* **Work required**:
Write out the following records exactly, each one in full.

* **Data for this exercise**:
>>>>

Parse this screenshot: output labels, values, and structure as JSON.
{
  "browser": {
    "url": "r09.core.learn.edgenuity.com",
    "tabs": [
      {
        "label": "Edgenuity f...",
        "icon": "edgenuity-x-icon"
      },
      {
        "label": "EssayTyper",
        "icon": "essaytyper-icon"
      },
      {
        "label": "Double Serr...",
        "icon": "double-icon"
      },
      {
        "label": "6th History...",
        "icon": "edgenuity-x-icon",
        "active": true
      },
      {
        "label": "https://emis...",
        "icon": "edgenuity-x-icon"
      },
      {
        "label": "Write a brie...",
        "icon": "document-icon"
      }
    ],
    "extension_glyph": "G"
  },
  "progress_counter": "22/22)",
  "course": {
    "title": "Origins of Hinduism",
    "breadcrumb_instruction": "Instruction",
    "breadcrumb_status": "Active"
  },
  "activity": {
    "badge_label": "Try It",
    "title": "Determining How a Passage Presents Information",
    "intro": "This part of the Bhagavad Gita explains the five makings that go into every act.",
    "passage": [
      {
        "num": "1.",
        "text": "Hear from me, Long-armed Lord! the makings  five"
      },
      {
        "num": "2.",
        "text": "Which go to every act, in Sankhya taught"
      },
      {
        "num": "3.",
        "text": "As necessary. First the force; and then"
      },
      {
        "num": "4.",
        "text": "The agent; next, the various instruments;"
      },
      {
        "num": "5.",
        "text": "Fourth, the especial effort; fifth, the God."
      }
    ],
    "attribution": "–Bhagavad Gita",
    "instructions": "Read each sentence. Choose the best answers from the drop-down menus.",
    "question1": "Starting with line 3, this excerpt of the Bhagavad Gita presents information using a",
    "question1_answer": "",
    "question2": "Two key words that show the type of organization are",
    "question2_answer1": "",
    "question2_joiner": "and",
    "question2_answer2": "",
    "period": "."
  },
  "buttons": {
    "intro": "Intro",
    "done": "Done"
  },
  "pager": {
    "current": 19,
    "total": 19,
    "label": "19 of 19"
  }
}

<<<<

* **Answer to this problem**:
Parse this screenshot: output labels, values, and structure as JSON.
{
  "browser": {
    "url": "r09.core.learn.edgenuity.com",
    "tabs": [
      {
        "label": "Edgenuity f...",
        "icon": "edgenuity-x-icon"
      },
      {
        "label": "EssayTyper",
        "icon": "essaytyper-icon"
      },
      {
        "label": "Double Serr...",
        "icon": "double-icon"
      },
      {
        "label": "6th History...",
        "icon": "edgenuity-x-icon",
        "active": true
      },
      {
        "label": "https://emis...",
        "icon": "edgenuity-x-icon"
      },
      {
        "label": "Write a brie...",
        "icon": "document-icon"
      }
    ],
    "extension_glyph": "G"
  },
  "progress_counter": "22/22)",
  "course": {
    "title": "Origins of Hinduism",
    "breadcrumb_instruction": "Instruction",
    "breadcrumb_status": "Active"
  },
  "activity": {
    "badge_label": "Try It",
    "title": "Determining How a Passage Presents Information",
    "intro": "This part of the Bhagavad Gita explains the five makings that go into every act.",
    "passage": [
      {
        "num": "1.",
        "text": "Hear from me, Long-armed Lord! the makings  five"
      },
      {
        "num": "2.",
        "text": "Which go to every act, in Sankhya taught"
      },
      {
        "num": "3.",
        "text": "As necessary. First the force; and then"
      },
      {
        "num": "4.",
        "text": "The agent; next, the various instruments;"
      },
      {
        "num": "5.",
        "text": "Fourth, the especial effort; fifth, the God."
      }
    ],
    "attribution": "–Bhagavad Gita",
    "instructions": "Read each sentence. Choose the best answers from the drop-down menus.",
    "question1": "Starting with line 3, this excerpt of the Bhagavad Gita presents information using a",
    "question1_answer": "",
    "question2": "Two key words that show the type of organization are",
    "question2_answer1": "",
    "question2_joiner": "and",
    "question2_answer2": "",
    "period": "."
  },
  "buttons": {
    "intro": "Intro",
    "done": "Done"
  },
  "pager": {
    "current": 19,
    "total": 19,
    "label": "19 of 19"
  }
}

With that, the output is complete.